One of the goals of New Farm Development Initiative is connect new farmers in the region with training oportunities and knowledgeable mentors. As part of this goal, we offer support to new farm correspondents who wish to attend and travel to agriculture industry events. These correspondents assist us in linking to information and contacts available in our region and beyond and provide valuable insight into the value of attending such events.
I am finishing my final year of an Environmental Studies degree at UNBC, and looking forward to getting more agricultural experience around the province in upcoming growing seasons! My experiences this past summer as an intern at an organic farm and aquaponics operation, hauling hay bales at a cattle and lamb farm, and cultivating our own plot of veggies taught me a lot about farming and the workload required in organic agriculture. I’m reading and learning a lot about permaculture and edible forest gardening, and look forward to implementing these progressive approaches when I finally have some land of my own.

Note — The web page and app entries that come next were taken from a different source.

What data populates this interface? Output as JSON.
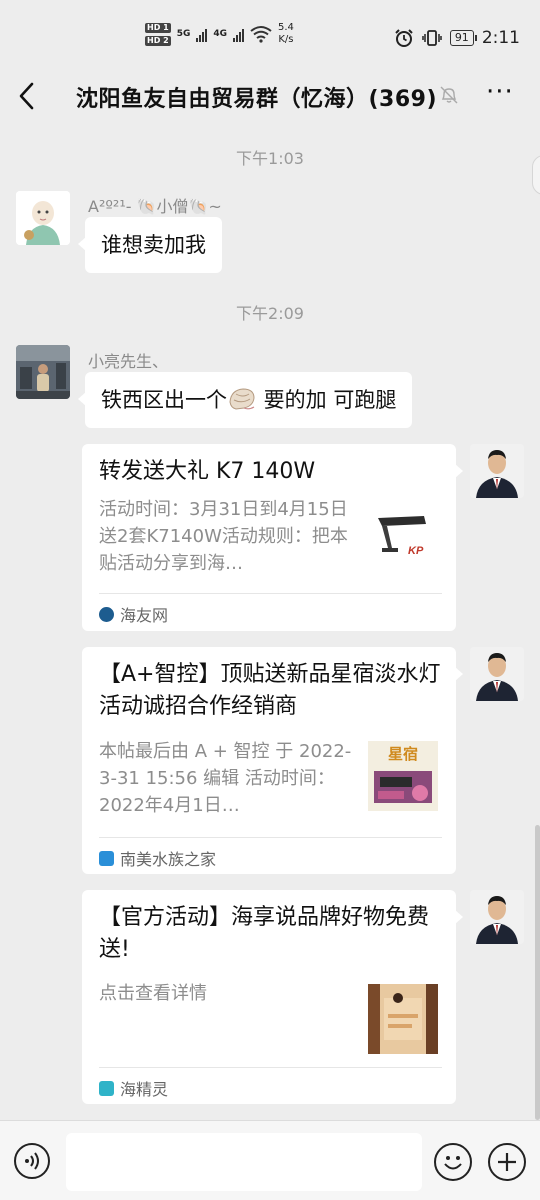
{
  "status_bar": {
    "hd1": "HD 1",
    "hd2": "HD 2",
    "net1": "5G",
    "net2": "4G",
    "speed_value": "5.4",
    "speed_unit": "K/s",
    "battery": "91",
    "time": "2:11"
  },
  "header": {
    "title": "沈阳鱼友自由贸易群（忆海）(369)",
    "back_icon": "chevron-left-icon",
    "mute_icon": "bell-off-icon",
    "more_label": "···"
  },
  "messages": [
    {
      "type": "timestamp",
      "text": "下午1:03"
    },
    {
      "type": "text",
      "sender": "A²º²¹- 🐚小僧🐚~",
      "text": "谁想卖加我"
    },
    {
      "type": "timestamp",
      "text": "下午2:09"
    },
    {
      "type": "text",
      "sender": "小亮先生、",
      "text_before": "铁西区出一个",
      "text_icon": "conch-shell-icon",
      "text_after": " 要的加 可跑腿"
    },
    {
      "type": "link_card",
      "title": "转发送大礼 K7 140W",
      "desc": "活动时间：3月31日到4月15日送2套K7140W活动规则：把本贴活动分享到海…",
      "thumb_label": "KP",
      "source": "海友网",
      "source_color": "#1d5c8f"
    },
    {
      "type": "link_card",
      "title": "【A+智控】顶贴送新品星宿淡水灯活动诚招合作经销商",
      "desc": " 本帖最后由 A + 智控 于 2022-3-31 15:56 编辑 活动时间：2022年4月1日…",
      "thumb_label": "星宿",
      "source": "南美水族之家",
      "source_color": "#2a8fd8"
    },
    {
      "type": "link_card",
      "title": "【官方活动】海享说品牌好物免费送!",
      "desc": "点击查看详情",
      "thumb_label": "",
      "source": "海精灵",
      "source_color": "#2fb3c8"
    }
  ],
  "input_bar": {
    "voice_icon": "voice-icon",
    "emoji_icon": "emoji-icon",
    "plus_icon": "plus-icon",
    "input_value": ""
  }
}
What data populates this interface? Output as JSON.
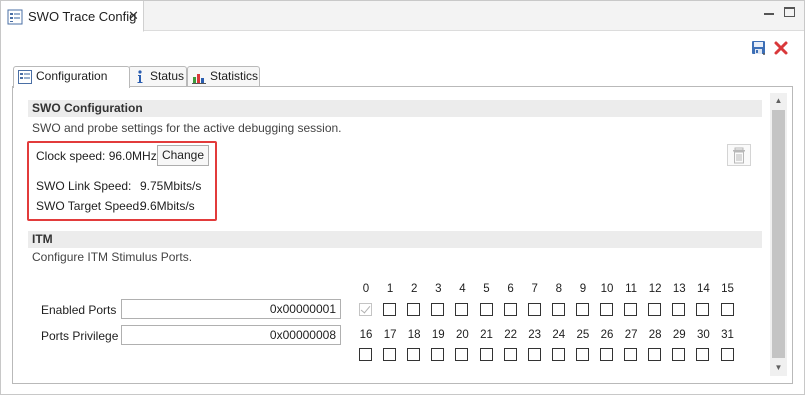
{
  "view": {
    "title": "SWO Trace Config",
    "close_glyph": "✕",
    "icons": [
      "config-icon",
      "minimize-icon",
      "maximize-icon",
      "save-icon",
      "delete-icon"
    ]
  },
  "tabs": [
    {
      "label": "Configuration",
      "icon": "config-icon",
      "active": true
    },
    {
      "label": "Status",
      "icon": "info-icon",
      "active": false
    },
    {
      "label": "Statistics",
      "icon": "statistics-icon",
      "active": false
    }
  ],
  "swo": {
    "title": "SWO Configuration",
    "description": "SWO and probe settings for the active debugging session.",
    "clock_label": "Clock speed: 96.0MHz",
    "change_label": "Change",
    "link_label": "SWO Link Speed:",
    "link_value": "9.75Mbits/s",
    "target_label": "SWO Target Speed:",
    "target_value": "9.6Mbits/s"
  },
  "itm": {
    "title": "ITM",
    "description": "Configure ITM Stimulus Ports.",
    "enabled_label": "Enabled Ports",
    "enabled_value": "0x00000001",
    "privilege_label": "Ports Privilege",
    "privilege_value": "0x00000008",
    "ports_row1": [
      "0",
      "1",
      "2",
      "3",
      "4",
      "5",
      "6",
      "7",
      "8",
      "9",
      "10",
      "11",
      "12",
      "13",
      "14",
      "15"
    ],
    "ports_row2": [
      "16",
      "17",
      "18",
      "19",
      "20",
      "21",
      "22",
      "23",
      "24",
      "25",
      "26",
      "27",
      "28",
      "29",
      "30",
      "31"
    ],
    "port0_checked_disabled": true
  },
  "colors": {
    "highlight_box": "#e23b3b",
    "section_header_bg": "#ececec",
    "delete_icon": "#d9383a",
    "save_icon": "#3d6fb6"
  }
}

Learning about Farmland
While the idea of having farmland to call your own is appealing to many of us, the task of finding and securing land can be daunting. The time required to navigate through complicated regulations and processes is substantial, but fortunately there are resources available to help us new farmers find land to cultivate. Jillian Merrick from Beyond the Market spent a few weeks in the fall travelling the Highway 16 corridor, delivering presentations on access to agricultural land for the benefit of prospective producers in our region. Whether you are looking to rent an acre to develop your skills or buy a quarter section of pasture, doing your homework beforehand could save you a great deal of time and money in the long run.

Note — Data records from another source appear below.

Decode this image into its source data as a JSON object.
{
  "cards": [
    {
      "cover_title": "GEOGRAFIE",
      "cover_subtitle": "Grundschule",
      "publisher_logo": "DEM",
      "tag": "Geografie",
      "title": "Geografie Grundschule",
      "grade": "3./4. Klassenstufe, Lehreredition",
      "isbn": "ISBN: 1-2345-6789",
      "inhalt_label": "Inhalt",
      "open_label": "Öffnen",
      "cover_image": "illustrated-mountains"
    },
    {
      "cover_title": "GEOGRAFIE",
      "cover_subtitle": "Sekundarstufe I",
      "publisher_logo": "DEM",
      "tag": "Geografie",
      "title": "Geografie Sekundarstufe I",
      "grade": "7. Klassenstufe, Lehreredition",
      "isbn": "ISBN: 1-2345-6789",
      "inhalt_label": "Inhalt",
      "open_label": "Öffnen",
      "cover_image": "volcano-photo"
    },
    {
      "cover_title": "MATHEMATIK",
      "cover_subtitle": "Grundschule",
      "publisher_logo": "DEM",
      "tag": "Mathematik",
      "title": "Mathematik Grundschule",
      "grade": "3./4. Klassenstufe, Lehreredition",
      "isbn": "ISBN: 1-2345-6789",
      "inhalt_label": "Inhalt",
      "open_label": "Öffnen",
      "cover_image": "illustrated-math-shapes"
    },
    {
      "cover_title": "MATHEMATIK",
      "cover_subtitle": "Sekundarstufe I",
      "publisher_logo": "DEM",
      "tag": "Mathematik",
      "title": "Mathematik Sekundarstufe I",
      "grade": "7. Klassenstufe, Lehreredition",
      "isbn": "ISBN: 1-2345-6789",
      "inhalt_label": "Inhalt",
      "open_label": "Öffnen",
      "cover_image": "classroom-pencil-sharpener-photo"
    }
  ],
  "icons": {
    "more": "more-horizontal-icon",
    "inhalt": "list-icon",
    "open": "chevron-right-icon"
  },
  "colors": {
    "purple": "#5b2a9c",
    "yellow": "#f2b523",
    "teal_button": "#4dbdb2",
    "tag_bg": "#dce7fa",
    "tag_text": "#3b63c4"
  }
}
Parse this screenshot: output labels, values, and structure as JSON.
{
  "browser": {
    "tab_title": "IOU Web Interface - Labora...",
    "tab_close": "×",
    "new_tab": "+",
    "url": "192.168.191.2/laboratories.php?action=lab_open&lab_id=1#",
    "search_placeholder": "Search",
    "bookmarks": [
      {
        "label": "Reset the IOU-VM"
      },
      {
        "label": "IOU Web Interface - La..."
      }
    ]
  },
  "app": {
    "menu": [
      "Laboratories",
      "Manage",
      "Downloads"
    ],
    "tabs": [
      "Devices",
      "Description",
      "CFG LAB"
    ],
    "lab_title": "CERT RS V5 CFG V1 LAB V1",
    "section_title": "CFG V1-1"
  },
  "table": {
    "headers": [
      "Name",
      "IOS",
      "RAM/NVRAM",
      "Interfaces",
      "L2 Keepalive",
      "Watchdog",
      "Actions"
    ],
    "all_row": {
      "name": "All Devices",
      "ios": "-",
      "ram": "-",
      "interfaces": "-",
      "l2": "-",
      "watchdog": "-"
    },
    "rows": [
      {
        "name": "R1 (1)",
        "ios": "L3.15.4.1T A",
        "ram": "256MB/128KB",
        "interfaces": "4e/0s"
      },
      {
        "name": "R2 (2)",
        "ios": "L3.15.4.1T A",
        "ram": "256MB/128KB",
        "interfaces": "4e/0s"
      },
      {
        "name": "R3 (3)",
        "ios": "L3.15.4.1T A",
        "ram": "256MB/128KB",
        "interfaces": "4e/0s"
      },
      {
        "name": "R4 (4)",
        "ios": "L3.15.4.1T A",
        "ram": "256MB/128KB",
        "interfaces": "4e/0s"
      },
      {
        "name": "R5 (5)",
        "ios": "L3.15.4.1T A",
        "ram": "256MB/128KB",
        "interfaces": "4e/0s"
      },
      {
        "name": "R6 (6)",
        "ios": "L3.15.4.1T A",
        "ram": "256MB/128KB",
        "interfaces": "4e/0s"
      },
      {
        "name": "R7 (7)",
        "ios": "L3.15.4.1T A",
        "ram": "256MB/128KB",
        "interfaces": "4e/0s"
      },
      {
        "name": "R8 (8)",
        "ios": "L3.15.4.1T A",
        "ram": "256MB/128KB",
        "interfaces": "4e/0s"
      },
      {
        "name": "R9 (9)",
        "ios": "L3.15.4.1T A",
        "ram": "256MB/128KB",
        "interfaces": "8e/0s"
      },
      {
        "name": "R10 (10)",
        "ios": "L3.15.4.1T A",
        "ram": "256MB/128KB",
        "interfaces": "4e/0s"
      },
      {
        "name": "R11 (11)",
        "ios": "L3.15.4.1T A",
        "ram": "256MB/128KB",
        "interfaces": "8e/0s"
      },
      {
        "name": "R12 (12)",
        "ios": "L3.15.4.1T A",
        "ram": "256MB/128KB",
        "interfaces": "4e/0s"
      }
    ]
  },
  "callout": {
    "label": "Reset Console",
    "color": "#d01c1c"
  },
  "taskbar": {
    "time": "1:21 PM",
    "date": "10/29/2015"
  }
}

After introducing ourselves and hearing a bit about agriculture in the Regional District of Fraser Fort George, the Prince George session got underway, complete with information on what options are available, how to pursue them, and how much farm land costs in northern BC. An obvious but oft overlooked tip for land-seekers is to know the history of your potential purchase by talking to neighbours; they may know something about the land that will affect how you develop and use it in the future. Visibility, security, and invasive and noxious weeds are other important aspects to keep in mind for farmland, which may be somewhat dependant on your intended uses of the property.
The workshop also covered information on farm business structures, an important consideration for a future farmer. Sole proprietorships are common and straightforward, while partnerships and cooperatives provide options for couples, families, or communities to invest in an agricultural endeavour together. Corporations are costly to start and maintain, but their separation from owners and limited liability provide a good option for larger operations. Community farms were also mentioned, in which the farm is owned, operated, and managed by a group of people who all contribute to the business in finances, labour, or other skills (such as accounting or marketing). The right structure for you depends on your intentions and aspirations, and may be affected by how you intend to sell your farm products.
The fun part of the workshop (in my opinion) was looking at available land and getting an idea of what is available and how much it would cost. Land in the north is generally much less expensive than land in other parts of BC, when similar sizes and types of property are compared. Prices per acre range from $500 to $3000 for large undeveloped lots, while developed and small lots closer to towns tend to range from $3000 to $20,000 per acre. However, the best option for young farmers with limited financial capital is often to not buy land at all. There are a number of business arrangements and agreements that can give a farmer access to land, without the hassle and commitment associated with a purchase.
Renting and leasing land are the most common forms of land-access agreements, and the costs and benefits can be negotiated by the landowner and farmer. Communication between the landowner and farmer is essential, and a memorandum of understanding, contract, and/or license can be a good way to ensure that the arrangement is clearly defined. Long-term options are available, such as a registered lease (which can stay with the land even after it is sold), although it is important to note that a lease on a portion of title that lasts 3 years or more is considered a subdivision, and may not be possible on ALR land. Other options include a rolling lease, which is renewed annually, or a leasehold subdivision, which can be approved by the ALC and give the leaseholder the ability to use the leased land for a greater length of time. While the formal paperwork should include details on acceptable uses of land, access rights, ownership of improvements, and other specifics, creative solutions are acceptable; a crop-share can give the landowner a portion of produce or profit from the farm, without requiring upfront cost to the farmer.
Another option for up-and-coming farmers is the incubator farm, a parcel of land on an existing farm that is given to a young farmer for a season (or several), with guidance from experienced farmers. Models and resources regarding both progressive and conventional arrangements can be found online, and a plethora of information on other land-access arrangements is available from government ministries and non-governmental organizations. Two resource guide were distributed during teh workshop: The Land Conservancy of BC’s Guide to Farmland Access Agreements, and Young Agrarians’ Land Access Guide 2.0.
While the information in workshops and land access guides is valuable and worthwhile, it is generally recommended that you consult a lawyer before signing any legally binding documents. Best of luck to those of you looking for land!